One experience you’ve yet to mention in our interview is serving on the board at Travis Audubon. The Office of Sustainability is a proud partner of the Lights Out Initiative, which supports migratory birds as they travel through Texas. What inspires you about birding, and what actions can Austinites take to support birds in our area?
The great thing about birding is that it is a simple and rewarding activity. My friend Nicole Netherton, the Executive Director of Travis Audubon, sums it up beautifully, “Do you like birds? Great, you are a birder.” Birding soared in popularity during the pandemic. This is great for many reasons, particularly because when people care about something, they are more likely to take measures to protect it.
There is a lot we can do for birds in Austin, and one simple thing is the Lights Out, Austin! initiative.
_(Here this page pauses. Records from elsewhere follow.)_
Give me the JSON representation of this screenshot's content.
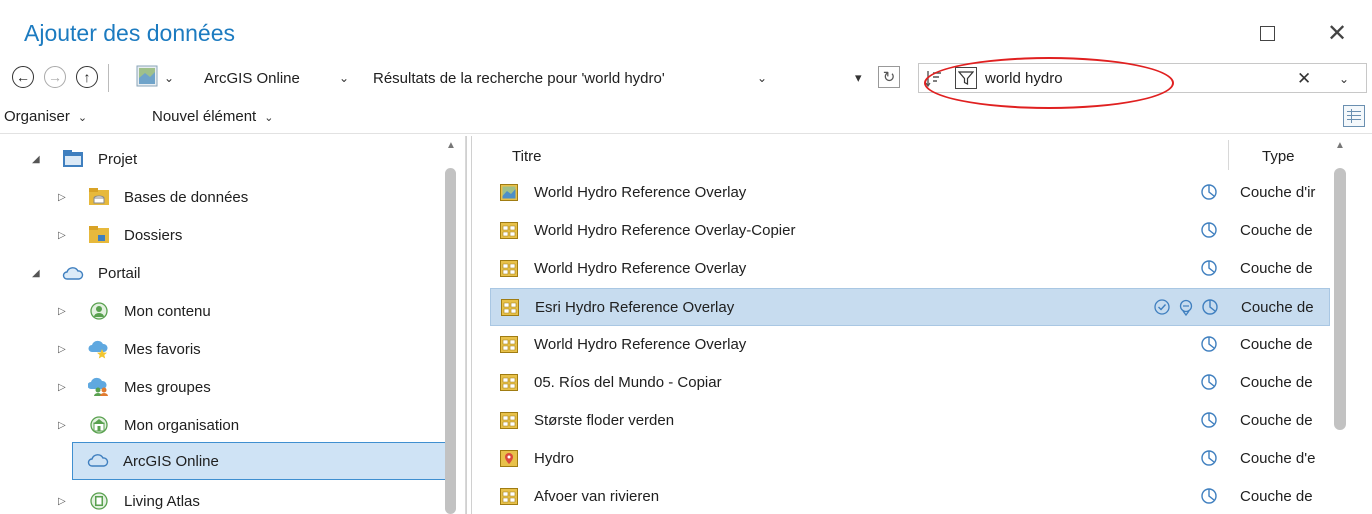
{
  "window": {
    "title": "Ajouter des données",
    "maximize_label": "",
    "close_label": "✕"
  },
  "navbar": {
    "back_icon": "arrow-left-icon",
    "forward_icon": "arrow-right-icon",
    "up_icon": "arrow-up-icon",
    "location_chevron": "⌄",
    "location": "ArcGIS Online",
    "breadcrumb": "Résultats de la recherche pour 'world hydro'",
    "dropdown_arrow": "▾",
    "refresh_glyph": "↻",
    "search_value": "world hydro",
    "search_clear": "✕"
  },
  "toolbar": {
    "organize": "Organiser",
    "new_item": "Nouvel élément"
  },
  "tree": {
    "items": [
      {
        "label": "Projet",
        "icon": "project-icon",
        "expanded": true
      },
      {
        "label": "Bases de données",
        "icon": "databases-icon",
        "expanded": false
      },
      {
        "label": "Dossiers",
        "icon": "folders-icon",
        "expanded": false
      },
      {
        "label": "Portail",
        "icon": "portal-icon",
        "expanded": true
      },
      {
        "label": "Mon contenu",
        "icon": "my-content-icon",
        "expanded": false
      },
      {
        "label": "Mes favoris",
        "icon": "favorites-icon",
        "expanded": false
      },
      {
        "label": "Mes groupes",
        "icon": "groups-icon",
        "expanded": false
      },
      {
        "label": "Mon organisation",
        "icon": "organization-icon",
        "expanded": false
      },
      {
        "label": "ArcGIS Online",
        "icon": "cloud-icon",
        "selected": true
      },
      {
        "label": "Living Atlas",
        "icon": "living-atlas-icon",
        "expanded": false
      }
    ]
  },
  "list": {
    "columns": {
      "title": "Titre",
      "type": "Type"
    },
    "rows": [
      {
        "title": "World Hydro Reference Overlay",
        "type": "Couche d'ir",
        "icon": "image-layer-icon",
        "selected": false
      },
      {
        "title": "World Hydro Reference Overlay-Copier",
        "type": "Couche de",
        "icon": "tile-layer-icon",
        "selected": false
      },
      {
        "title": "World Hydro Reference Overlay",
        "type": "Couche de",
        "icon": "tile-layer-icon",
        "selected": false
      },
      {
        "title": "Esri Hydro Reference Overlay",
        "type": "Couche de",
        "icon": "tile-layer-icon",
        "selected": true
      },
      {
        "title": "World Hydro Reference Overlay",
        "type": "Couche de",
        "icon": "tile-layer-icon",
        "selected": false
      },
      {
        "title": "05. Ríos del Mundo - Copiar",
        "type": "Couche de",
        "icon": "tile-layer-icon",
        "selected": false
      },
      {
        "title": "Største floder verden",
        "type": "Couche de",
        "icon": "tile-layer-icon",
        "selected": false
      },
      {
        "title": "Hydro",
        "type": "Couche d'e",
        "icon": "feature-layer-icon",
        "selected": false
      },
      {
        "title": "Afvoer van rivieren",
        "type": "Couche de",
        "icon": "tile-layer-icon",
        "selected": false
      }
    ]
  },
  "colors": {
    "accent": "#1c7bc0",
    "selection": "#c7dcef",
    "highlight_ring": "#e02020"
  }
}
Many species of birds migrate through our area during the Spring and Fall, and most travel at night. Light pollution can disrupt birds’ navigation, and we can help protect migrating species by turning off unnecessary interior and exterior lights. Turning off lights also reduces energy consumption, supporting net-zero efforts. Protecting birds also benefits human wellness. Recent studies have shown that there are mental health benefits in spending time watching and listening to birds.
Enjoying a peaceful moment alongside the Waller Creek Greenbelt.
What advice do you have for others?
Be bold. Ever since I was a child, I loved marine mammals. I wrote numerous school reports on whales and dolphins and watched countless nature documentaries. When I graduated from college, I decided to buy a one-way ticket from Louisiana to Hawaii. I chose Hawaii because there are a lot of whales there in the winter, and I bought a one-way ticket to encourage me to make Hawaii my new home. A lot of people told me I was brave, bold, and daring. I did not think that at all at the time, I just knew I wanted to work with whales. That one-way ticket eventually led me to an amazing career on the ocean.
I became interested in public health while I was working on boats, which eventually led me to Austin. People would say to me, “Why would you want to go into public health? That’s so different from what you were doing before!” But I didn’t let that deter me, I was doing what I was interested in. I now get to work on both health and environmental projects, including the work I do as a Texas Master Naturalist and as a Travis Audubon Society board member.
So if there’s something you really want to do, do it.
Join Nitakuwa in supporting Austin/Travis County’s food plan by exploring ways to get involved. To learn more about Austin's net-zero goal and the actions you can take to support a greener community, view the Austin Climate Equity Plan.
Share your Net-Zero contributions with us on Twitter or Facebook, and use #NetZeroHero. If you know a Net-Zero Hero (or heroes!) who should be recognized for their efforts, send your nomination to firstname.lastname@example.org.